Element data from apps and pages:
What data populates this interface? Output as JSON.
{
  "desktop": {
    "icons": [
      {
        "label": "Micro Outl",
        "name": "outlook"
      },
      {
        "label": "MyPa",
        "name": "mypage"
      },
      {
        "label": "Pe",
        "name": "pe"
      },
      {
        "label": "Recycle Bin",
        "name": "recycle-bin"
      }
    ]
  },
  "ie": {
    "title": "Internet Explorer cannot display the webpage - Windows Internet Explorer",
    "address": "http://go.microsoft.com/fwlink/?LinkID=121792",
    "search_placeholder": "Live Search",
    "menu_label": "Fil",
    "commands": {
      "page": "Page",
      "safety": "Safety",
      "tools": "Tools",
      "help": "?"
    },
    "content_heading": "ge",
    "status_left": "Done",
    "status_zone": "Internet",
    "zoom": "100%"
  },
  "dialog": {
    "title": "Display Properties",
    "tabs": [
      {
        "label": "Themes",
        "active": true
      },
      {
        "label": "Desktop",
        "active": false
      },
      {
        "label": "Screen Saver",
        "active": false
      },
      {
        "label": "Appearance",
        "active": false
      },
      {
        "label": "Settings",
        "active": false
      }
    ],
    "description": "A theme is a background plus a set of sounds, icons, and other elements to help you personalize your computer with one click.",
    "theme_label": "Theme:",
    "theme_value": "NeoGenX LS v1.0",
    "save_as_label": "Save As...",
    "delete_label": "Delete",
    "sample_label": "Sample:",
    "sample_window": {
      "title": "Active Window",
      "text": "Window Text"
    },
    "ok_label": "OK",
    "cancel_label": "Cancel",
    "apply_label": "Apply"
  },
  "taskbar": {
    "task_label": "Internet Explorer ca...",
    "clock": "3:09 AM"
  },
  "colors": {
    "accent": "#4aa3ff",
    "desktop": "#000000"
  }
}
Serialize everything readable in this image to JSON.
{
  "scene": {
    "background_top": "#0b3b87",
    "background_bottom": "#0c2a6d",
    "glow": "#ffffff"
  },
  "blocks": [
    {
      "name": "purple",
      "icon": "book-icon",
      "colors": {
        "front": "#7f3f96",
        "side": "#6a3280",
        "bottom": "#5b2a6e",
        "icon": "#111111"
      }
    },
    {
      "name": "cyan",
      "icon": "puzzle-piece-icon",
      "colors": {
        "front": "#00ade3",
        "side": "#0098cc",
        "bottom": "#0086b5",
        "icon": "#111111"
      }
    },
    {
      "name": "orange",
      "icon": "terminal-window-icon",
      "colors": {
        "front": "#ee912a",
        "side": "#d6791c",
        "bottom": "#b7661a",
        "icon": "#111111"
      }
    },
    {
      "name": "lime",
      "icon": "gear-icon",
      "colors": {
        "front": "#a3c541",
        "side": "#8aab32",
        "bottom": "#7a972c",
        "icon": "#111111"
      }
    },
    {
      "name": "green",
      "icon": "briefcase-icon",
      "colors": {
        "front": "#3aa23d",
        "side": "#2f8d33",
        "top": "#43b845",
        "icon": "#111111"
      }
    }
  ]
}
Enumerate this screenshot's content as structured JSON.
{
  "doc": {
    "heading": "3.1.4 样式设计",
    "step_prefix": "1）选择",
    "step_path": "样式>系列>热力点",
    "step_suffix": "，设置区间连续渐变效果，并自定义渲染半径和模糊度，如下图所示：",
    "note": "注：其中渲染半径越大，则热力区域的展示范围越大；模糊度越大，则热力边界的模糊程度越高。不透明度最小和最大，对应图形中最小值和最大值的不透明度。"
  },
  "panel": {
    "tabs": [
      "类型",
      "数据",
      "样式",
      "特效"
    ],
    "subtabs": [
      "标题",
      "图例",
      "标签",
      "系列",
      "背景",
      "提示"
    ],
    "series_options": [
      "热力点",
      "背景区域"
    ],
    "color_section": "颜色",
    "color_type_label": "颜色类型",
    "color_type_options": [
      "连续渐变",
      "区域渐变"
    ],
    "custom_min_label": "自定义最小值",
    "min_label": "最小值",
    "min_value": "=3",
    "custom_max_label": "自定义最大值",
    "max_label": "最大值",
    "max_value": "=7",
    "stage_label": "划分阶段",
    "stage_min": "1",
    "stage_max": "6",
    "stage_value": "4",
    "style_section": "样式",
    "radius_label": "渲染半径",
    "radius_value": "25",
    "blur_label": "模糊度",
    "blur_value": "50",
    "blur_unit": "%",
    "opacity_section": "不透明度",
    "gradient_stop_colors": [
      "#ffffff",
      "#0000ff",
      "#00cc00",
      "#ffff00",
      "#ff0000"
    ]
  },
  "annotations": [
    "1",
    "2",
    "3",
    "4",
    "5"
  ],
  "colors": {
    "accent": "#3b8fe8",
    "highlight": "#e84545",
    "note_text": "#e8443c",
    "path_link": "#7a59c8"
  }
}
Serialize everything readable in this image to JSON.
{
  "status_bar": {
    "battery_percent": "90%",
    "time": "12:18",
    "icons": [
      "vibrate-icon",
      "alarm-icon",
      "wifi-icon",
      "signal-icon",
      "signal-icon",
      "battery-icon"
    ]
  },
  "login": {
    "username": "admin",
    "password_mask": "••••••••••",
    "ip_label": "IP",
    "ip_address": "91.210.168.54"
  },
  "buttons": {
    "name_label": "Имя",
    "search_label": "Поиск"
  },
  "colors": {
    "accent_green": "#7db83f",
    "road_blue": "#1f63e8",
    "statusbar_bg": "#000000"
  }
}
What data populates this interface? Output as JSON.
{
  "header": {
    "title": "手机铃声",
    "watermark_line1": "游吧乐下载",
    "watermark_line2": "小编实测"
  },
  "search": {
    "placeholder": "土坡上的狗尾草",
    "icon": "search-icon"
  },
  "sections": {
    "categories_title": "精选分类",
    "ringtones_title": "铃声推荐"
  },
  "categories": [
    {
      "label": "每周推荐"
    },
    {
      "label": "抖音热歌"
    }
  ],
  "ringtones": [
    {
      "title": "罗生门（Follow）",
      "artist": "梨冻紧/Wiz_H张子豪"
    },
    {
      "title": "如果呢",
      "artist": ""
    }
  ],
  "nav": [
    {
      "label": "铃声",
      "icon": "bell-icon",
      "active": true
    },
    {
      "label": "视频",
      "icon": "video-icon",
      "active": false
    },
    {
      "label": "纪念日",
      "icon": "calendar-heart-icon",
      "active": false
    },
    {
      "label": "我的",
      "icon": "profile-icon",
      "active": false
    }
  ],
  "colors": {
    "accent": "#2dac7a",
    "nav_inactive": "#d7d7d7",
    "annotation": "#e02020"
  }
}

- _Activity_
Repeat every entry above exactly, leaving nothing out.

- _Task output_
What data populates this interface? Output as JSON.
{
  "desktop": {
    "icons": [
      {
        "label": "Micro Outl",
        "name": "outlook"
      },
      {
        "label": "MyPa",
        "name": "mypage"
      },
      {
        "label": "Pe",
        "name": "pe"
      },
      {
        "label": "Recycle Bin",
        "name": "recycle-bin"
      }
    ]
  },
  "ie": {
    "title": "Internet Explorer cannot display the webpage - Windows Internet Explorer",
    "address": "http://go.microsoft.com/fwlink/?LinkID=121792",
    "search_placeholder": "Live Search",
    "menu_label": "Fil",
    "commands": {
      "page": "Page",
      "safety": "Safety",
      "tools": "Tools",
      "help": "?"
    },
    "content_heading": "ge",
    "status_left": "Done",
    "status_zone": "Internet",
    "zoom": "100%"
  },
  "dialog": {
    "title": "Display Properties",
    "tabs": [
      {
        "label": "Themes",
        "active": true
      },
      {
        "label": "Desktop",
        "active": false
      },
      {
        "label": "Screen Saver",
        "active": false
      },
      {
        "label": "Appearance",
        "active": false
      },
      {
        "label": "Settings",
        "active": false
      }
    ],
    "description": "A theme is a background plus a set of sounds, icons, and other elements to help you personalize your computer with one click.",
    "theme_label": "Theme:",
    "theme_value": "NeoGenX LS v1.0",
    "save_as_label": "Save As...",
    "delete_label": "Delete",
    "sample_label": "Sample:",
    "sample_window": {
      "title": "Active Window",
      "text": "Window Text"
    },
    "ok_label": "OK",
    "cancel_label": "Cancel",
    "apply_label": "Apply"
  },
  "taskbar": {
    "task_label": "Internet Explorer ca...",
    "clock": "3:09 AM"
  },
  "colors": {
    "accent": "#4aa3ff",
    "desktop": "#000000"
  }
}
Serialize everything readable in this image to JSON.
{
  "scene": {
    "background_top": "#0b3b87",
    "background_bottom": "#0c2a6d",
    "glow": "#ffffff"
  },
  "blocks": [
    {
      "name": "purple",
      "icon": "book-icon",
      "colors": {
        "front": "#7f3f96",
        "side": "#6a3280",
        "bottom": "#5b2a6e",
        "icon": "#111111"
      }
    },
    {
      "name": "cyan",
      "icon": "puzzle-piece-icon",
      "colors": {
        "front": "#00ade3",
        "side": "#0098cc",
        "bottom": "#0086b5",
        "icon": "#111111"
      }
    },
    {
      "name": "orange",
      "icon": "terminal-window-icon",
      "colors": {
        "front": "#ee912a",
        "side": "#d6791c",
        "bottom": "#b7661a",
        "icon": "#111111"
      }
    },
    {
      "name": "lime",
      "icon": "gear-icon",
      "colors": {
        "front": "#a3c541",
        "side": "#8aab32",
        "bottom": "#7a972c",
        "icon": "#111111"
      }
    },
    {
      "name": "green",
      "icon": "briefcase-icon",
      "colors": {
        "front": "#3aa23d",
        "side": "#2f8d33",
        "top": "#43b845",
        "icon": "#111111"
      }
    }
  ]
}
Enumerate this screenshot's content as structured JSON.
{
  "doc": {
    "heading": "3.1.4 样式设计",
    "step_prefix": "1）选择",
    "step_path": "样式>系列>热力点",
    "step_suffix": "，设置区间连续渐变效果，并自定义渲染半径和模糊度，如下图所示：",
    "note": "注：其中渲染半径越大，则热力区域的展示范围越大；模糊度越大，则热力边界的模糊程度越高。不透明度最小和最大，对应图形中最小值和最大值的不透明度。"
  },
  "panel": {
    "tabs": [
      "类型",
      "数据",
      "样式",
      "特效"
    ],
    "subtabs": [
      "标题",
      "图例",
      "标签",
      "系列",
      "背景",
      "提示"
    ],
    "series_options": [
      "热力点",
      "背景区域"
    ],
    "color_section": "颜色",
    "color_type_label": "颜色类型",
    "color_type_options": [
      "连续渐变",
      "区域渐变"
    ],
    "custom_min_label": "自定义最小值",
    "min_label": "最小值",
    "min_value": "=3",
    "custom_max_label": "自定义最大值",
    "max_label": "最大值",
    "max_value": "=7",
    "stage_label": "划分阶段",
    "stage_min": "1",
    "stage_max": "6",
    "stage_value": "4",
    "style_section": "样式",
    "radius_label": "渲染半径",
    "radius_value": "25",
    "blur_label": "模糊度",
    "blur_value": "50",
    "blur_unit": "%",
    "opacity_section": "不透明度",
    "gradient_stop_colors": [
      "#ffffff",
      "#0000ff",
      "#00cc00",
      "#ffff00",
      "#ff0000"
    ]
  },
  "annotations": [
    "1",
    "2",
    "3",
    "4",
    "5"
  ],
  "colors": {
    "accent": "#3b8fe8",
    "highlight": "#e84545",
    "note_text": "#e8443c",
    "path_link": "#7a59c8"
  }
}
Serialize everything readable in this image to JSON.
{
  "status_bar": {
    "battery_percent": "90%",
    "time": "12:18",
    "icons": [
      "vibrate-icon",
      "alarm-icon",
      "wifi-icon",
      "signal-icon",
      "signal-icon",
      "battery-icon"
    ]
  },
  "login": {
    "username": "admin",
    "password_mask": "••••••••••",
    "ip_label": "IP",
    "ip_address": "91.210.168.54"
  },
  "buttons": {
    "name_label": "Имя",
    "search_label": "Поиск"
  },
  "colors": {
    "accent_green": "#7db83f",
    "road_blue": "#1f63e8",
    "statusbar_bg": "#000000"
  }
}
What data populates this interface? Output as JSON.
{
  "header": {
    "title": "手机铃声",
    "watermark_line1": "游吧乐下载",
    "watermark_line2": "小编实测"
  },
  "search": {
    "placeholder": "土坡上的狗尾草",
    "icon": "search-icon"
  },
  "sections": {
    "categories_title": "精选分类",
    "ringtones_title": "铃声推荐"
  },
  "categories": [
    {
      "label": "每周推荐"
    },
    {
      "label": "抖音热歌"
    }
  ],
  "ringtones": [
    {
      "title": "罗生门（Follow）",
      "artist": "梨冻紧/Wiz_H张子豪"
    },
    {
      "title": "如果呢",
      "artist": ""
    }
  ],
  "nav": [
    {
      "label": "铃声",
      "icon": "bell-icon",
      "active": true
    },
    {
      "label": "视频",
      "icon": "video-icon",
      "active": false
    },
    {
      "label": "纪念日",
      "icon": "calendar-heart-icon",
      "active": false
    },
    {
      "label": "我的",
      "icon": "profile-icon",
      "active": false
    }
  ],
  "colors": {
    "accent": "#2dac7a",
    "nav_inactive": "#d7d7d7",
    "annotation": "#e02020"
  }
}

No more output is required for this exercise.